While a system transfers into another states (qualities, systems) its previous features do not disappear. They preserve their qualitative definiteness to some extent. This is true, despite the fact that there are some subsystems (or systems) which coexist and interact as separate units within the aggregate whole.
I distinguish three areas of transitory processes. These are: structural transitions, processual ones, and system ones.
It is due to transitory processes that internal determination can take the form of embodiment. In turn, external determination underlies the conversion processes.
From the viewpoint of the world, extraindividual traits of II take some form. However, two kinds of object content arise in case of embodiment and due to system transitions. First, there exist features which characterize objects as such. Second, a content is found in the objects transferred from form aspects of II. In its turn, II assumes a new content in a new material carrier.
As for interindividuality, due to system transitions and conversions II acquires a new content contained in interindividual traits, being thereafter directed again to world objects.
Integrations and interactions appear not only within trans- and ecoindividuality in its own rights but between them and their separate links as well. In this connection the problem of modes of these interactions is revealed. One way is to focuse on interactions between different kinds of activities, the second one is to treat metaindividual world as some integral result of interactions between trans- and ecoindividuality.
Interactions between the different kinds of activities stem from the fact that each activity plays its «game» independently and interactions between these «games» arise. This phenomenon is named «activity polyphony». The activity polyphony is viewed under the aspects of its chronos (i.e. time structure) and krasis (i.e. proportion, balance) of activities.
As chronos, the activities possesse cycles, intervals, frequencies. Moreover, different kinds of activity enter interactions continuously-discontinuously, simultaneously-successively, once-repeatedly. Besides, activity polyphony can be understood as transitions from one kind of activity to another. Then activity polyphony can be treated as an oscillatory process.
Activity oscillation can be observed on certain occasions. First, some kind of activity can complete its cycles and then give way to another one. Such a type of activity oscillation can be called as the «natural one». Second, foregoing intertransitions may not coincide with the completion of their cycles. It turns out that the transitions result from the interruptions of one activity by another. Such a type of activity oscillation can be called as the «quasinatural one».
Krasis of activities conceive a proportion, or balance between their different kinds. Superposition of one kinds of activity on another one forms a special spectrum in which cycles, intervals, frequencies are different for each kind of activity separately.
The foregoing ideas concerning activity polyphony can be spread to the interactions between trans- and ecoindividuality including their discrete links. Then one can come to recognize that II is advanced in his (her) world following the pattern seen in circulations. Such a pattern of development is based on the change of determining sources and the change of modes of II existence in course of its transfer from one system to another.
I treat transitions from one modes of II existence to another and back as the oscillations of metaindividual world, similar transitions between separate links within either trans- or ecoindividuality as pulsations.

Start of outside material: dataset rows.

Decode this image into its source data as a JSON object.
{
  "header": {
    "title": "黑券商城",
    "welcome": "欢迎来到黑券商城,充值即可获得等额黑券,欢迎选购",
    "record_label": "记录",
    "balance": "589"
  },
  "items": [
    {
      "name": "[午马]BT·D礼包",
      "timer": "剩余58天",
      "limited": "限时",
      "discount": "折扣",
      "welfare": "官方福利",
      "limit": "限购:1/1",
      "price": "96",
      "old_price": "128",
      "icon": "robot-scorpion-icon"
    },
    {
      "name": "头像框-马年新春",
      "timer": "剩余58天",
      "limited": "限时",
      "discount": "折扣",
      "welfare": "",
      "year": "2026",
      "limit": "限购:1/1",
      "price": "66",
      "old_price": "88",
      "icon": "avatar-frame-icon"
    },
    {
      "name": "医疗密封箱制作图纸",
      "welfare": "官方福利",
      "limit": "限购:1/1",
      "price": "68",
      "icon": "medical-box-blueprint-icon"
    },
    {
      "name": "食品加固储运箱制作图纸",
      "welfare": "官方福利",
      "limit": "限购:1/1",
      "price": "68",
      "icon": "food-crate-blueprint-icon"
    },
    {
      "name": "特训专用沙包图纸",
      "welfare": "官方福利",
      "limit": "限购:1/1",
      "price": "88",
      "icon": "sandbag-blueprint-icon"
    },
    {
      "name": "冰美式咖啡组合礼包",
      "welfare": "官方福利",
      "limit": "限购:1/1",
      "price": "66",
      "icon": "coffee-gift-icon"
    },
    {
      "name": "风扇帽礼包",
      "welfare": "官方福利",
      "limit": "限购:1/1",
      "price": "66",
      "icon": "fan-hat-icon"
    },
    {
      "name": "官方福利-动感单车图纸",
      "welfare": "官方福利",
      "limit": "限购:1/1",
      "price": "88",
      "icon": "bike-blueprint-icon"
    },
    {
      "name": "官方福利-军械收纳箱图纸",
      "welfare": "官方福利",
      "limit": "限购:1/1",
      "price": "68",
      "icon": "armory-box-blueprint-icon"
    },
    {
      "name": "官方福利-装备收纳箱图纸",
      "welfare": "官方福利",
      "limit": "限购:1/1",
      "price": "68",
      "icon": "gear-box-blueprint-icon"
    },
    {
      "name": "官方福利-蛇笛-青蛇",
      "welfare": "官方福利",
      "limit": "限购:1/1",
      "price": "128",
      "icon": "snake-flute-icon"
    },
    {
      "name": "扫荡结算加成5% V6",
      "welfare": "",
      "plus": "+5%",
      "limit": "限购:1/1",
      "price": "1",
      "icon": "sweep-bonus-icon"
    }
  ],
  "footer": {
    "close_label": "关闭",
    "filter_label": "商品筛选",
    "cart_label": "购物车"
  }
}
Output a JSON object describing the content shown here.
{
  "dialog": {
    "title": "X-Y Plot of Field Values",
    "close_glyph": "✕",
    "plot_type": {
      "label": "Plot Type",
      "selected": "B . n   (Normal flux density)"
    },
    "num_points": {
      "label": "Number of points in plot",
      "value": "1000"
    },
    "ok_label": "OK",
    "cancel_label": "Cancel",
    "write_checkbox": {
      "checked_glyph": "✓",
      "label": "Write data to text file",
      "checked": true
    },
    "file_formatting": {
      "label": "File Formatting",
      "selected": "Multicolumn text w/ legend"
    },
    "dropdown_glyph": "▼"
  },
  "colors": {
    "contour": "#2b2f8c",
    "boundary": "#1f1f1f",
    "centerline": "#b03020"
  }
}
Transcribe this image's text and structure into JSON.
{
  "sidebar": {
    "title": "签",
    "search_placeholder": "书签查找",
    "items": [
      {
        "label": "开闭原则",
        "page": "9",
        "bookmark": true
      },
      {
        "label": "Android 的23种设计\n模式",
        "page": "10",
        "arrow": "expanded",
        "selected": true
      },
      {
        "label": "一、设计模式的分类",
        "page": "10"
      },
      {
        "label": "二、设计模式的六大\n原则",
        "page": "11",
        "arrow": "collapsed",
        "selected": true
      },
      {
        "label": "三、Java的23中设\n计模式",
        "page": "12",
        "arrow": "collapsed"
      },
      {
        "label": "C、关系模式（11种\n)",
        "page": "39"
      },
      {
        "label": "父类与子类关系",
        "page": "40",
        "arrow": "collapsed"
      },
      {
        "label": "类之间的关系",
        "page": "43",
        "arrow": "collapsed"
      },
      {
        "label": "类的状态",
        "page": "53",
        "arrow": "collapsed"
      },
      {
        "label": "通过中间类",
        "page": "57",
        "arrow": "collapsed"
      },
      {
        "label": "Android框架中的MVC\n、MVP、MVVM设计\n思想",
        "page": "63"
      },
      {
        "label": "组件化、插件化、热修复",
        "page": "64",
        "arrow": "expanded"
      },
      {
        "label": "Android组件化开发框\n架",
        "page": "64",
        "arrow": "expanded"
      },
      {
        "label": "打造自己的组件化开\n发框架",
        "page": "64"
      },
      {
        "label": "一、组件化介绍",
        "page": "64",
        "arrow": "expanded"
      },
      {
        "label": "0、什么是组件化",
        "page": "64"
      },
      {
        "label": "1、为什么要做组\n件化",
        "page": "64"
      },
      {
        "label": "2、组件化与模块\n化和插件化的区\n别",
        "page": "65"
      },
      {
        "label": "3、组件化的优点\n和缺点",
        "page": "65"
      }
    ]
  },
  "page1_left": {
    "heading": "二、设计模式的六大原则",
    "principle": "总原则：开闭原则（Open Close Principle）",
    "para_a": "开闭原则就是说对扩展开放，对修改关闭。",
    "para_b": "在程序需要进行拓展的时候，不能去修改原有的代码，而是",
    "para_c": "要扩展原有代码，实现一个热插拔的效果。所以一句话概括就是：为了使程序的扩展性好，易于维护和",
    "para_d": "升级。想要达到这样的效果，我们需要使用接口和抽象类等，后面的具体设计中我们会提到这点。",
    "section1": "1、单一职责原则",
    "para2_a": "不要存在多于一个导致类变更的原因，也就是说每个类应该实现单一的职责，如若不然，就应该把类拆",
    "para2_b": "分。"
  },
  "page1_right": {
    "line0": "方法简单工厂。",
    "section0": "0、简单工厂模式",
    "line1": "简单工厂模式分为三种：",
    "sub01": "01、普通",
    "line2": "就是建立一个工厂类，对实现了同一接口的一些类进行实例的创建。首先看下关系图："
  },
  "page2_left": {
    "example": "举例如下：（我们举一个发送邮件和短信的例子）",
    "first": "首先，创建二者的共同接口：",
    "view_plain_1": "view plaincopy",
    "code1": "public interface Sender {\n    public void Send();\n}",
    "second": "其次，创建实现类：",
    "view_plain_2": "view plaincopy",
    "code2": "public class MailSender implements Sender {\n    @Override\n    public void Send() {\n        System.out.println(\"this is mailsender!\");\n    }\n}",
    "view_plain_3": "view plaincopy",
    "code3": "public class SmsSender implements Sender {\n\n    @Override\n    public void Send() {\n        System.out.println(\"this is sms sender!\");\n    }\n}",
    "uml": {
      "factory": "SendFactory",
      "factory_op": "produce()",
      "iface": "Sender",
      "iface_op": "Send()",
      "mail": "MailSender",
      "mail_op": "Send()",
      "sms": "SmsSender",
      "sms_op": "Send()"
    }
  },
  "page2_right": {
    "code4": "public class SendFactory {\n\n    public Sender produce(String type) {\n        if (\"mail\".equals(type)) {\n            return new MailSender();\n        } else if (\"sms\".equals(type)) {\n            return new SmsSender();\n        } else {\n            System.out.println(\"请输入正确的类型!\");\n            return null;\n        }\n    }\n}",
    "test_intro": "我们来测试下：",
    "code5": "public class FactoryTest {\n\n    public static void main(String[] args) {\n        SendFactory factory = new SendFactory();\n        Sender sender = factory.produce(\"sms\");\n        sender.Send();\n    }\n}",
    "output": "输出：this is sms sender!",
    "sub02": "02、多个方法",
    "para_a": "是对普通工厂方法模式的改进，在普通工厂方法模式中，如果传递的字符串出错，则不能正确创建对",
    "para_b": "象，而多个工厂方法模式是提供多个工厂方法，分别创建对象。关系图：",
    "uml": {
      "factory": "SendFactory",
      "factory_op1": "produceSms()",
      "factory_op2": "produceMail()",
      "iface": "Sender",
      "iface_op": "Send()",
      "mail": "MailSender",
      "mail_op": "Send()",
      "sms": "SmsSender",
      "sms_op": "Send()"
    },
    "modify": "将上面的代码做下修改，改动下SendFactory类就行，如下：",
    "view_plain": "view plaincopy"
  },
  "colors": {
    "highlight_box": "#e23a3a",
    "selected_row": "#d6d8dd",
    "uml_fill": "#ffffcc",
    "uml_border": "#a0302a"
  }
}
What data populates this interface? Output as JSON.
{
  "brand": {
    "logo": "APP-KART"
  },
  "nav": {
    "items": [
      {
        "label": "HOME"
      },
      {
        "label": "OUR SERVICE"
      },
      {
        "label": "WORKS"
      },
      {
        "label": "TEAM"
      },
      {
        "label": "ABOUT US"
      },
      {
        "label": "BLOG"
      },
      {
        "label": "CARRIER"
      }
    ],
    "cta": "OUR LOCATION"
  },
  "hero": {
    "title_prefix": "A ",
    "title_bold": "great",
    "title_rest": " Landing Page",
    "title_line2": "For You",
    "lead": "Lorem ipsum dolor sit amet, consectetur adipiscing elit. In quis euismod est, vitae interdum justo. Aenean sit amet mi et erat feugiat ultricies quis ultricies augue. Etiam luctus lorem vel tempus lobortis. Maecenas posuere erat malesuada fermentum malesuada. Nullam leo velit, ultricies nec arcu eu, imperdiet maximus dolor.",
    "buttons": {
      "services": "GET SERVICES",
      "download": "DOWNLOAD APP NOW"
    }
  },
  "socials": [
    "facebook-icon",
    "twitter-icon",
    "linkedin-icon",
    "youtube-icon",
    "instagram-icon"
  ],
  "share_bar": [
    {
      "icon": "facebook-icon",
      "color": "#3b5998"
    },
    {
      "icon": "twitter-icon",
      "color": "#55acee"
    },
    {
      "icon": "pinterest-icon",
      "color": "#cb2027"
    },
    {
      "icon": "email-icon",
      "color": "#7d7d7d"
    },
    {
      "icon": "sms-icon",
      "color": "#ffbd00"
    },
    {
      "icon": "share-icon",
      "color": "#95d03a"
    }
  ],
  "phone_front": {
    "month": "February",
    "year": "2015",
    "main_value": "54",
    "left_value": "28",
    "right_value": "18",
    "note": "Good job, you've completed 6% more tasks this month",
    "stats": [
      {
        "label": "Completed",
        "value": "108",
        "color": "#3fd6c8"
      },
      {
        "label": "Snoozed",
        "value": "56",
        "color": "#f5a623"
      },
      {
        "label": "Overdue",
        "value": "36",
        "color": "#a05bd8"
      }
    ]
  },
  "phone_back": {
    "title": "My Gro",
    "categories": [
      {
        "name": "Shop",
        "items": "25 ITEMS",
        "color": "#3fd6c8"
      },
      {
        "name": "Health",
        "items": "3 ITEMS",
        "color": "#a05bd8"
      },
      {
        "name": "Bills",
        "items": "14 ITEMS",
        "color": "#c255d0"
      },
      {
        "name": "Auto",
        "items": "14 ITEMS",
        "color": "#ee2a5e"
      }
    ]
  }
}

Pulsations arise due to the fact that each cycle within trans- or ecoindividuality consists of some steps and there exist transitions from one step to another inside every cycle. These transitions possess unidirectedness (toward world objects) and the redistribution of resources resulting in the appearence of ‘remains’ at the pole of world objects. Inasmuch as cycles repeat, the remains accumulate. A special accumulative effect is found that fosters the development of new individual qualities. So the pulsations can be viewed as developing ones at the output of which the accumulation of new qualities appears.